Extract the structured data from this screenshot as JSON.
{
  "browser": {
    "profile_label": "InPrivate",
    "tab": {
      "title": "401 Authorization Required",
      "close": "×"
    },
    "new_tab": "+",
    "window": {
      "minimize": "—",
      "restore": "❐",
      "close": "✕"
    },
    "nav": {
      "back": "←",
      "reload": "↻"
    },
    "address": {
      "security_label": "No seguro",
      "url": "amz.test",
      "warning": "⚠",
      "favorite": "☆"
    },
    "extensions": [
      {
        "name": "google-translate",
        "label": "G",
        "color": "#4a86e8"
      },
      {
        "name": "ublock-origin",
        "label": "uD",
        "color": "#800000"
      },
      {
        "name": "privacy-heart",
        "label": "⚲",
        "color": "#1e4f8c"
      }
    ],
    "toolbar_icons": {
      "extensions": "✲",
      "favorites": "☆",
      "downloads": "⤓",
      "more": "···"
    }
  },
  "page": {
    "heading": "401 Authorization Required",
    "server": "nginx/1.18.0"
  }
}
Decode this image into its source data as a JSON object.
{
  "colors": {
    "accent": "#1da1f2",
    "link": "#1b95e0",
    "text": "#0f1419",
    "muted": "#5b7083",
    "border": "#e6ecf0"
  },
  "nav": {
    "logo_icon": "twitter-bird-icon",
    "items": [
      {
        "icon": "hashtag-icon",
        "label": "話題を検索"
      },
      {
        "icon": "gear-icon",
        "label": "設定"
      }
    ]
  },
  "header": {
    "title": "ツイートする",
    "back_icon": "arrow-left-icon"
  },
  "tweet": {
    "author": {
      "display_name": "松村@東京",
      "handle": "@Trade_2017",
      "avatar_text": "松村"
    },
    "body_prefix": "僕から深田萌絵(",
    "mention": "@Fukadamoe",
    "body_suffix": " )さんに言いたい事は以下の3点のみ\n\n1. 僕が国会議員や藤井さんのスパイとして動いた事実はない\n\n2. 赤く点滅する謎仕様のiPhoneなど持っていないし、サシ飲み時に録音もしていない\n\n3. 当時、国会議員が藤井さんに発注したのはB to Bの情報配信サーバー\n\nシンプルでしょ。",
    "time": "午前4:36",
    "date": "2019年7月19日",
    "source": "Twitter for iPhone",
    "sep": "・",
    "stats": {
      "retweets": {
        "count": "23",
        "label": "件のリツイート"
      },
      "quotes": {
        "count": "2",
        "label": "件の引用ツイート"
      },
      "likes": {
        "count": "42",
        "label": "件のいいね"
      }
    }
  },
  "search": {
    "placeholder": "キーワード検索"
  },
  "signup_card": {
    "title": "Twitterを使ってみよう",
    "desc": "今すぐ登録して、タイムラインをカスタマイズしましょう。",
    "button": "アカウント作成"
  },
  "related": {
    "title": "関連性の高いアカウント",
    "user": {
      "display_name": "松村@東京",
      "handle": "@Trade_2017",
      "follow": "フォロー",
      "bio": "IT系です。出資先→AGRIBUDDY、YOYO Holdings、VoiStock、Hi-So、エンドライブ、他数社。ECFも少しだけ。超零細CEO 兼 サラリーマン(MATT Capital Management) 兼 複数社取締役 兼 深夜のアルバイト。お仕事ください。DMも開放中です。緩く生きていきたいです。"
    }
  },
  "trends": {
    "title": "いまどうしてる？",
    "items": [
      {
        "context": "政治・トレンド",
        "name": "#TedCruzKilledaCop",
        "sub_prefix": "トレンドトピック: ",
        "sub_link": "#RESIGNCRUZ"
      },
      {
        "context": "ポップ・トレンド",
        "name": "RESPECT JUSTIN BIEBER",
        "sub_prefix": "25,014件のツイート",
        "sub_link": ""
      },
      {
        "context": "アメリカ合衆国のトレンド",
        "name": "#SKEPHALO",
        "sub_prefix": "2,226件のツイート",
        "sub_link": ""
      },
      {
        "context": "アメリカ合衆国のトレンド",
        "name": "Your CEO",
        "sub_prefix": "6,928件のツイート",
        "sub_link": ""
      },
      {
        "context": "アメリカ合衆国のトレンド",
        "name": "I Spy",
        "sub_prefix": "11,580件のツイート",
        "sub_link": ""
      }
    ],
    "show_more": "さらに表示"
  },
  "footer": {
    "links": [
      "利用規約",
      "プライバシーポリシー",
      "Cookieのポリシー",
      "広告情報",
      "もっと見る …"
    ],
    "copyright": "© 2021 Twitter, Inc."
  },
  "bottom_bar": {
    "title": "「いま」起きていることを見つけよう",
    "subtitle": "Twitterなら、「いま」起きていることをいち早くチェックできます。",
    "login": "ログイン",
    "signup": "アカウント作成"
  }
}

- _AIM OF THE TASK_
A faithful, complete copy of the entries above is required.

- _EXERCISE SOLUTION_
Extract the structured data from this screenshot as JSON.
{
  "browser": {
    "profile_label": "InPrivate",
    "tab": {
      "title": "401 Authorization Required",
      "close": "×"
    },
    "new_tab": "+",
    "window": {
      "minimize": "—",
      "restore": "❐",
      "close": "✕"
    },
    "nav": {
      "back": "←",
      "reload": "↻"
    },
    "address": {
      "security_label": "No seguro",
      "url": "amz.test",
      "warning": "⚠",
      "favorite": "☆"
    },
    "extensions": [
      {
        "name": "google-translate",
        "label": "G",
        "color": "#4a86e8"
      },
      {
        "name": "ublock-origin",
        "label": "uD",
        "color": "#800000"
      },
      {
        "name": "privacy-heart",
        "label": "⚲",
        "color": "#1e4f8c"
      }
    ],
    "toolbar_icons": {
      "extensions": "✲",
      "favorites": "☆",
      "downloads": "⤓",
      "more": "···"
    }
  },
  "page": {
    "heading": "401 Authorization Required",
    "server": "nginx/1.18.0"
  }
}
Decode this image into its source data as a JSON object.
{
  "colors": {
    "accent": "#1da1f2",
    "link": "#1b95e0",
    "text": "#0f1419",
    "muted": "#5b7083",
    "border": "#e6ecf0"
  },
  "nav": {
    "logo_icon": "twitter-bird-icon",
    "items": [
      {
        "icon": "hashtag-icon",
        "label": "話題を検索"
      },
      {
        "icon": "gear-icon",
        "label": "設定"
      }
    ]
  },
  "header": {
    "title": "ツイートする",
    "back_icon": "arrow-left-icon"
  },
  "tweet": {
    "author": {
      "display_name": "松村@東京",
      "handle": "@Trade_2017",
      "avatar_text": "松村"
    },
    "body_prefix": "僕から深田萌絵(",
    "mention": "@Fukadamoe",
    "body_suffix": " )さんに言いたい事は以下の3点のみ\n\n1. 僕が国会議員や藤井さんのスパイとして動いた事実はない\n\n2. 赤く点滅する謎仕様のiPhoneなど持っていないし、サシ飲み時に録音もしていない\n\n3. 当時、国会議員が藤井さんに発注したのはB to Bの情報配信サーバー\n\nシンプルでしょ。",
    "time": "午前4:36",
    "date": "2019年7月19日",
    "source": "Twitter for iPhone",
    "sep": "・",
    "stats": {
      "retweets": {
        "count": "23",
        "label": "件のリツイート"
      },
      "quotes": {
        "count": "2",
        "label": "件の引用ツイート"
      },
      "likes": {
        "count": "42",
        "label": "件のいいね"
      }
    }
  },
  "search": {
    "placeholder": "キーワード検索"
  },
  "signup_card": {
    "title": "Twitterを使ってみよう",
    "desc": "今すぐ登録して、タイムラインをカスタマイズしましょう。",
    "button": "アカウント作成"
  },
  "related": {
    "title": "関連性の高いアカウント",
    "user": {
      "display_name": "松村@東京",
      "handle": "@Trade_2017",
      "follow": "フォロー",
      "bio": "IT系です。出資先→AGRIBUDDY、YOYO Holdings、VoiStock、Hi-So、エンドライブ、他数社。ECFも少しだけ。超零細CEO 兼 サラリーマン(MATT Capital Management) 兼 複数社取締役 兼 深夜のアルバイト。お仕事ください。DMも開放中です。緩く生きていきたいです。"
    }
  },
  "trends": {
    "title": "いまどうしてる？",
    "items": [
      {
        "context": "政治・トレンド",
        "name": "#TedCruzKilledaCop",
        "sub_prefix": "トレンドトピック: ",
        "sub_link": "#RESIGNCRUZ"
      },
      {
        "context": "ポップ・トレンド",
        "name": "RESPECT JUSTIN BIEBER",
        "sub_prefix": "25,014件のツイート",
        "sub_link": ""
      },
      {
        "context": "アメリカ合衆国のトレンド",
        "name": "#SKEPHALO",
        "sub_prefix": "2,226件のツイート",
        "sub_link": ""
      },
      {
        "context": "アメリカ合衆国のトレンド",
        "name": "Your CEO",
        "sub_prefix": "6,928件のツイート",
        "sub_link": ""
      },
      {
        "context": "アメリカ合衆国のトレンド",
        "name": "I Spy",
        "sub_prefix": "11,580件のツイート",
        "sub_link": ""
      }
    ],
    "show_more": "さらに表示"
  },
  "footer": {
    "links": [
      "利用規約",
      "プライバシーポリシー",
      "Cookieのポリシー",
      "広告情報",
      "もっと見る …"
    ],
    "copyright": "© 2021 Twitter, Inc."
  },
  "bottom_bar": {
    "title": "「いま」起きていることを見つけよう",
    "subtitle": "Twitterなら、「いま」起きていることをいち早くチェックできます。",
    "login": "ログイン",
    "signup": "アカウント作成"
  }
}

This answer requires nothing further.